## TASK DIRECTIONS
Could you write out, word for word, each line from the one containing "Convert this screenshot" to the last line of the data below, both included and nothing more?

_ _ _ _ _

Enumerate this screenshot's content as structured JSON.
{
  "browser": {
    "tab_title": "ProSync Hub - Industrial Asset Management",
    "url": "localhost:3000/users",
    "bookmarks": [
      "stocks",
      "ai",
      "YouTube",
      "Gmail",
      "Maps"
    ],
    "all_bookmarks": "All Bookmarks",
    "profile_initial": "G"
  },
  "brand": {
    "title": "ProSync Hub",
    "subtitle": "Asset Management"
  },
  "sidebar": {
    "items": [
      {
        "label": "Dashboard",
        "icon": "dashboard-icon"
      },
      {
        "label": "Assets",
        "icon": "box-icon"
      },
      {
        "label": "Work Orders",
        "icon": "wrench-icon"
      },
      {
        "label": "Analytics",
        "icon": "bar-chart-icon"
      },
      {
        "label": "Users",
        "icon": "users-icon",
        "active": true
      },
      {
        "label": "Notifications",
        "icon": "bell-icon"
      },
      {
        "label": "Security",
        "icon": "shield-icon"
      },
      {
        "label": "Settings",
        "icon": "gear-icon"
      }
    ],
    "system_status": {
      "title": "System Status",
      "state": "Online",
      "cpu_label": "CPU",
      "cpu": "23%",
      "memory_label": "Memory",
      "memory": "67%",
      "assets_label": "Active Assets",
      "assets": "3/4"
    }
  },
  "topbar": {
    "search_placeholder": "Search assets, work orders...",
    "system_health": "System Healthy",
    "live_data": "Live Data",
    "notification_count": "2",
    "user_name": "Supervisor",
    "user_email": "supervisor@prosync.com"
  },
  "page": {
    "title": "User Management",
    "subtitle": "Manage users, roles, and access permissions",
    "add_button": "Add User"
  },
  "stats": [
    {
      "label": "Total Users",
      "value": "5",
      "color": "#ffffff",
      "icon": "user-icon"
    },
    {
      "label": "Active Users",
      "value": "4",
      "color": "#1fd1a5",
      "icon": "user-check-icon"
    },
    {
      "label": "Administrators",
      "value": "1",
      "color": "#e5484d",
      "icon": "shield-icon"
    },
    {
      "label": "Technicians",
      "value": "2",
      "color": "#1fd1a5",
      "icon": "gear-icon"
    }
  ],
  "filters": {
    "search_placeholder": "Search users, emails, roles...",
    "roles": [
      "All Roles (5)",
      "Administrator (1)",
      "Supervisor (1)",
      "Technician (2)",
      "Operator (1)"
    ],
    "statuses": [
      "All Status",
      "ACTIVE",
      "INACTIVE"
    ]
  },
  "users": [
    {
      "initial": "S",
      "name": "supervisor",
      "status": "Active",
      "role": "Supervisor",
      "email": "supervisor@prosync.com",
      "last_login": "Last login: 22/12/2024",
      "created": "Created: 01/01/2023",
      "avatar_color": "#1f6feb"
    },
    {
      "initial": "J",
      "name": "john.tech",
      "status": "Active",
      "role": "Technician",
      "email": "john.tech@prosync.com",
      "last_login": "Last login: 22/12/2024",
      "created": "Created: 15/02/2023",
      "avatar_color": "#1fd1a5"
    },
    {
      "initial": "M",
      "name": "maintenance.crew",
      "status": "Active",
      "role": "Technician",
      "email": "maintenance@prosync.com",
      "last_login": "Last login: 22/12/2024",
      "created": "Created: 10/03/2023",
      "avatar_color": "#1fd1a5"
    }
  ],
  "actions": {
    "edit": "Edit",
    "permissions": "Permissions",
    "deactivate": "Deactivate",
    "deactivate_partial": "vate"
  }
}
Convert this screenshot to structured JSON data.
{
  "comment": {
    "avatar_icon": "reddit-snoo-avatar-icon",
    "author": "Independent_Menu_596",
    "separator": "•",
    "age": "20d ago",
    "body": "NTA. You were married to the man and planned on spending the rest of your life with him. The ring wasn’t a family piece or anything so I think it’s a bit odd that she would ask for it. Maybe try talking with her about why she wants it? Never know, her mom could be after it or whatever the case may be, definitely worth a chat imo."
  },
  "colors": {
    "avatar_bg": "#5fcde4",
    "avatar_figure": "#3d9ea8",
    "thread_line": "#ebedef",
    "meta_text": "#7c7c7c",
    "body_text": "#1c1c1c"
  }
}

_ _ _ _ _

## RESPONSE TO THIS EXERCISE
Convert this screenshot to structured JSON data.
{
  "comment": {
    "avatar_icon": "reddit-snoo-avatar-icon",
    "author": "Independent_Menu_596",
    "separator": "•",
    "age": "20d ago",
    "body": "NTA. You were married to the man and planned on spending the rest of your life with him. The ring wasn’t a family piece or anything so I think it’s a bit odd that she would ask for it. Maybe try talking with her about why she wants it? Never know, her mom could be after it or whatever the case may be, definitely worth a chat imo."
  },
  "colors": {
    "avatar_bg": "#5fcde4",
    "avatar_figure": "#3d9ea8",
    "thread_line": "#ebedef",
    "meta_text": "#7c7c7c",
    "body_text": "#1c1c1c"
  }
}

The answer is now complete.